Townsend KellerContributor IIIAugust 12, 2012

KANSAS CITY, MO - AUGUST 10: Quarterback Matt Cassel #7 of the Kansas City Chiefs drops back to pass against the Arizona Cardinals during the first half on August 10, 2012 at Arrowhead Stadium in Kansas City, Missouri. (Photo by Peter Aiken/Getty Images)
Peter Aiken/Getty Images

There are a million things going against Matt Cassel being an elite quarterback.

He never sniffed the field at USC as a quarterback. He was drafted in the seventh round. He’s never won a playoff game. He’s got the arm strength of a Little League pitcher. He can never seem to get past his first progression.

The list could go on. To save all of us time, let’s just establish the chips are stacked against him.

The 2008 and 2010 seasons were about as good as Cassel will get. In those years he was surrounded by weapons, not asked to do much, with a strong offensive coordinator to guide him along.

Sound familiar? It should, because that’s exactly the situation he finds himself in as the 2012 season begins to take shape.

Talent-wise, Cassel will never be on the level of Drew Brees or Tom Brady. It’s just a fact of life. Birds fly, Dontari Poe shouldn’t try to and Matt Cassel will never be able to put the Chiefs on his back.

But he won’t ever have to. The Chiefs have so many weapons to share the load you can hear Trent Dilfer’s jealousy clear from Bristol, because Cassel is going to have a career year managing the heck out of this offense with offensive coordinator Brian Daboll as the true mastermind.

Daboll, who made Matt Moore a halfway-decent quarterback with the Dolphins in 2011, won’t fall asleep in the press box. Perhaps more importantly, he’s not a Todd Haley puppet like Bill Muir was. Most importantly, the guy is a genius when it comes to matchups and exploiting them.

Throughout the Haley era, it felt like the Sideline Hobo didn’t trust Cassel enough to let him off an incredibly short rope. Whether that mistrust was earned by Cassel is a topic that could take up a few Britannica volumes, the point is it seems Daboll has a better trust in Cassel.

Whether that’s because Daboll has a better grasp of Cassel’s weaknesses and can work around them or Cassel has legitimately improved has yet to be seen.

An offensive coordinator isn't much good without weapons to employ, and the Chiefs are chock full of them. 

A ground game led by Jamaal Charles and Peyton Hillis, a receiving corps of the Killa B's with Bowe, Baldwin and Breaston, and an offensive line that looks to be the strongest it's been in years will no doubt help.

Much more than Larry Johnson, Bobby Wade and Barry Richardson did, that's for sure. What a difference three years makes.

With an offensive coordinator that understands how to use him, Cassel is ready to graduate from the ranks of Matt Moore and Mark Sanchez and into company like Jay Cutler and Matt Schaub.
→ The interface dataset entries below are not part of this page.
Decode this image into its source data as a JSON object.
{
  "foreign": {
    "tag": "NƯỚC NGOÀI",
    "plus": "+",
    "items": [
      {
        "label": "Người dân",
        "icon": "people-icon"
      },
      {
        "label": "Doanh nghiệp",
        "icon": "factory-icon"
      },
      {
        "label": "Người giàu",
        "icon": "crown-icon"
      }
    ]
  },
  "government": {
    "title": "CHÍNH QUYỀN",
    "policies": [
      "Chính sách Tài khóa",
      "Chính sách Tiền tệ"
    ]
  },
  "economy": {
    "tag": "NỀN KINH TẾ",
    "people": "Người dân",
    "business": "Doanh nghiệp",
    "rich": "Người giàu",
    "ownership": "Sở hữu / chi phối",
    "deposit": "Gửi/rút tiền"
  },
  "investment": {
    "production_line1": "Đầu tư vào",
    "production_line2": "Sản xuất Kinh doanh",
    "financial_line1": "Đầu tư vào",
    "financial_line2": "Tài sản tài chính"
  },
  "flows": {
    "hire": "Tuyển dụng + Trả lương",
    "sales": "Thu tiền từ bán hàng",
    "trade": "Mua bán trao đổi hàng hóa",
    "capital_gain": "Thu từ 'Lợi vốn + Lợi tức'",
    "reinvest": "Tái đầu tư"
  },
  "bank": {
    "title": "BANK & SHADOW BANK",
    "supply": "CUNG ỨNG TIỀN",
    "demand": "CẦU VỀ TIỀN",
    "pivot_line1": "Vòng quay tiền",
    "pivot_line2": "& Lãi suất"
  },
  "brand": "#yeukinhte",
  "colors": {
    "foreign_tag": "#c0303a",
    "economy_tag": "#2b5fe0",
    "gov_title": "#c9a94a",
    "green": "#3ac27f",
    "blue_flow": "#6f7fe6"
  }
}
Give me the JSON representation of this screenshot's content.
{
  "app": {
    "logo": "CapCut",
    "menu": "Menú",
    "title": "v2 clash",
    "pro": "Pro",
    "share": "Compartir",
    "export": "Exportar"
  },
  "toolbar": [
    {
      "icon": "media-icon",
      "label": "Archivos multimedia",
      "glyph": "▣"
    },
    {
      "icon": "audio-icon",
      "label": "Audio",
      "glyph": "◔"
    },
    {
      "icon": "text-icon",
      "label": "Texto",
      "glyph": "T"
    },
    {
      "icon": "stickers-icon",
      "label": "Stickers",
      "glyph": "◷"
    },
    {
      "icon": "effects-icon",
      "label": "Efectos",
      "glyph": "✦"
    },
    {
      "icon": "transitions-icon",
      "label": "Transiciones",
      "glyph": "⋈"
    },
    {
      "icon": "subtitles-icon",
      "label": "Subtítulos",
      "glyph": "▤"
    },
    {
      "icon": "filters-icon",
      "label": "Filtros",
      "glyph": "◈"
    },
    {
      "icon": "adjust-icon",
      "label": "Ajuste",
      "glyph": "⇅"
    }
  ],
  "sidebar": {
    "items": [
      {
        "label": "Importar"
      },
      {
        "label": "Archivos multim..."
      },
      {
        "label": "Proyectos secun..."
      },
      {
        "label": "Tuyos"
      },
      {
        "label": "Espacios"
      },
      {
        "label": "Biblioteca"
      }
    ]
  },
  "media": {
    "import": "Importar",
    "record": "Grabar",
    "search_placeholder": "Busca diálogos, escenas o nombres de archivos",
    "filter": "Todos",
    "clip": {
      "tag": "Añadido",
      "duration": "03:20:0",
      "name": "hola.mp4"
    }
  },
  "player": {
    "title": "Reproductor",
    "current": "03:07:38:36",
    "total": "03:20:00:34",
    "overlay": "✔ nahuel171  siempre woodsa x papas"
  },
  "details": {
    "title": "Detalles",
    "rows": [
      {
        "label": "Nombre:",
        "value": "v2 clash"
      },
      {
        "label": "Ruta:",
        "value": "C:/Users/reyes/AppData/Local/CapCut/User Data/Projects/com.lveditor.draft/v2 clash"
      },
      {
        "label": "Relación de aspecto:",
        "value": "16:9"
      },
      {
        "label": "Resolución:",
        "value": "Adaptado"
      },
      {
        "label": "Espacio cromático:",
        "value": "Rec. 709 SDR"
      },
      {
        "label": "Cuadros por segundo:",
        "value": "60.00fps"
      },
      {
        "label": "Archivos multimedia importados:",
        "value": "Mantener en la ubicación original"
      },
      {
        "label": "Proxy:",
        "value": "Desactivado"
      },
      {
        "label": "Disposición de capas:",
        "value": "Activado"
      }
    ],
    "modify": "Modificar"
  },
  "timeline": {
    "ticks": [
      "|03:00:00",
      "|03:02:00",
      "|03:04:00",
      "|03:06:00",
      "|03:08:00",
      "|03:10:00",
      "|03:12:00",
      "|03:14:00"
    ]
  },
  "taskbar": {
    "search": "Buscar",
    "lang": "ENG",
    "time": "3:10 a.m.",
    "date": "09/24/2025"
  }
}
It’s not exactly shooting for the stars, but it’s a heck of a lot better than where he’s been the last few seasons.

And if he returns to 2008/2010 form with Daboll’s help, it could be just enough to make the Chiefs pretty dadgum good.

Super Bowl good.